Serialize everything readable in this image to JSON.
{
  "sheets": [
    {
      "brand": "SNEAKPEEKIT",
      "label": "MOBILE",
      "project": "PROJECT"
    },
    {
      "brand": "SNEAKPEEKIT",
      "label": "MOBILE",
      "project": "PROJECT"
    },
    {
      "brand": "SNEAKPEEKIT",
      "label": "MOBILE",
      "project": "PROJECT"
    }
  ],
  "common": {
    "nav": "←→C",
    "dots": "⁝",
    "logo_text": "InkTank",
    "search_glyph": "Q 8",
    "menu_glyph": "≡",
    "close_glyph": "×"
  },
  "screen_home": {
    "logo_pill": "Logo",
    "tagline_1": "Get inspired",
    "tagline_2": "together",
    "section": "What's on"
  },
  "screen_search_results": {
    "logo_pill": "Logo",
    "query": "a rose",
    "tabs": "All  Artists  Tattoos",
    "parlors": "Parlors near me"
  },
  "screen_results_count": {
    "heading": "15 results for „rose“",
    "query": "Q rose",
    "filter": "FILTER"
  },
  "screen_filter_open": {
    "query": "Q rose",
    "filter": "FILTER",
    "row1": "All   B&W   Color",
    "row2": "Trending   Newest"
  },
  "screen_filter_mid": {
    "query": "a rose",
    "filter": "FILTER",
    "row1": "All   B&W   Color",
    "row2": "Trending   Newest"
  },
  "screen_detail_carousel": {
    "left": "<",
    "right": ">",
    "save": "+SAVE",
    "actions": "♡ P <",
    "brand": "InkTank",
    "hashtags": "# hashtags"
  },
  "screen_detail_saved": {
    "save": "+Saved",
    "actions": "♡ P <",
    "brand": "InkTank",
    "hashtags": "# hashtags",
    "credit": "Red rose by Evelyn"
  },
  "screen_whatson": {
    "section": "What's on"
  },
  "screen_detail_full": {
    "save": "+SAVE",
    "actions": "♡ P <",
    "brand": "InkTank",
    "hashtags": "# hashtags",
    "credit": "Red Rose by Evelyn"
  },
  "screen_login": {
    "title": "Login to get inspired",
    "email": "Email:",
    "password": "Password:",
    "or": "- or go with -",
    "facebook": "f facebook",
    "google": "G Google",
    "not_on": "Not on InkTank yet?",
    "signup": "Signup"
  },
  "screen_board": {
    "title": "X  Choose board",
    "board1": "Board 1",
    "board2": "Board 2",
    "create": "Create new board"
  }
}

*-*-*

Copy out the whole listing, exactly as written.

— SOLUTION FOR THIS EXERCISE —
Serialize everything readable in this image to JSON.
{
  "sheets": [
    {
      "brand": "SNEAKPEEKIT",
      "label": "MOBILE",
      "project": "PROJECT"
    },
    {
      "brand": "SNEAKPEEKIT",
      "label": "MOBILE",
      "project": "PROJECT"
    },
    {
      "brand": "SNEAKPEEKIT",
      "label": "MOBILE",
      "project": "PROJECT"
    }
  ],
  "common": {
    "nav": "←→C",
    "dots": "⁝",
    "logo_text": "InkTank",
    "search_glyph": "Q 8",
    "menu_glyph": "≡",
    "close_glyph": "×"
  },
  "screen_home": {
    "logo_pill": "Logo",
    "tagline_1": "Get inspired",
    "tagline_2": "together",
    "section": "What's on"
  },
  "screen_search_results": {
    "logo_pill": "Logo",
    "query": "a rose",
    "tabs": "All  Artists  Tattoos",
    "parlors": "Parlors near me"
  },
  "screen_results_count": {
    "heading": "15 results for „rose“",
    "query": "Q rose",
    "filter": "FILTER"
  },
  "screen_filter_open": {
    "query": "Q rose",
    "filter": "FILTER",
    "row1": "All   B&W   Color",
    "row2": "Trending   Newest"
  },
  "screen_filter_mid": {
    "query": "a rose",
    "filter": "FILTER",
    "row1": "All   B&W   Color",
    "row2": "Trending   Newest"
  },
  "screen_detail_carousel": {
    "left": "<",
    "right": ">",
    "save": "+SAVE",
    "actions": "♡ P <",
    "brand": "InkTank",
    "hashtags": "# hashtags"
  },
  "screen_detail_saved": {
    "save": "+Saved",
    "actions": "♡ P <",
    "brand": "InkTank",
    "hashtags": "# hashtags",
    "credit": "Red rose by Evelyn"
  },
  "screen_whatson": {
    "section": "What's on"
  },
  "screen_detail_full": {
    "save": "+SAVE",
    "actions": "♡ P <",
    "brand": "InkTank",
    "hashtags": "# hashtags",
    "credit": "Red Rose by Evelyn"
  },
  "screen_login": {
    "title": "Login to get inspired",
    "email": "Email:",
    "password": "Password:",
    "or": "- or go with -",
    "facebook": "f facebook",
    "google": "G Google",
    "not_on": "Not on InkTank yet?",
    "signup": "Signup"
  },
  "screen_board": {
    "title": "X  Choose board",
    "board1": "Board 1",
    "board2": "Board 2",
    "create": "Create new board"
  }
}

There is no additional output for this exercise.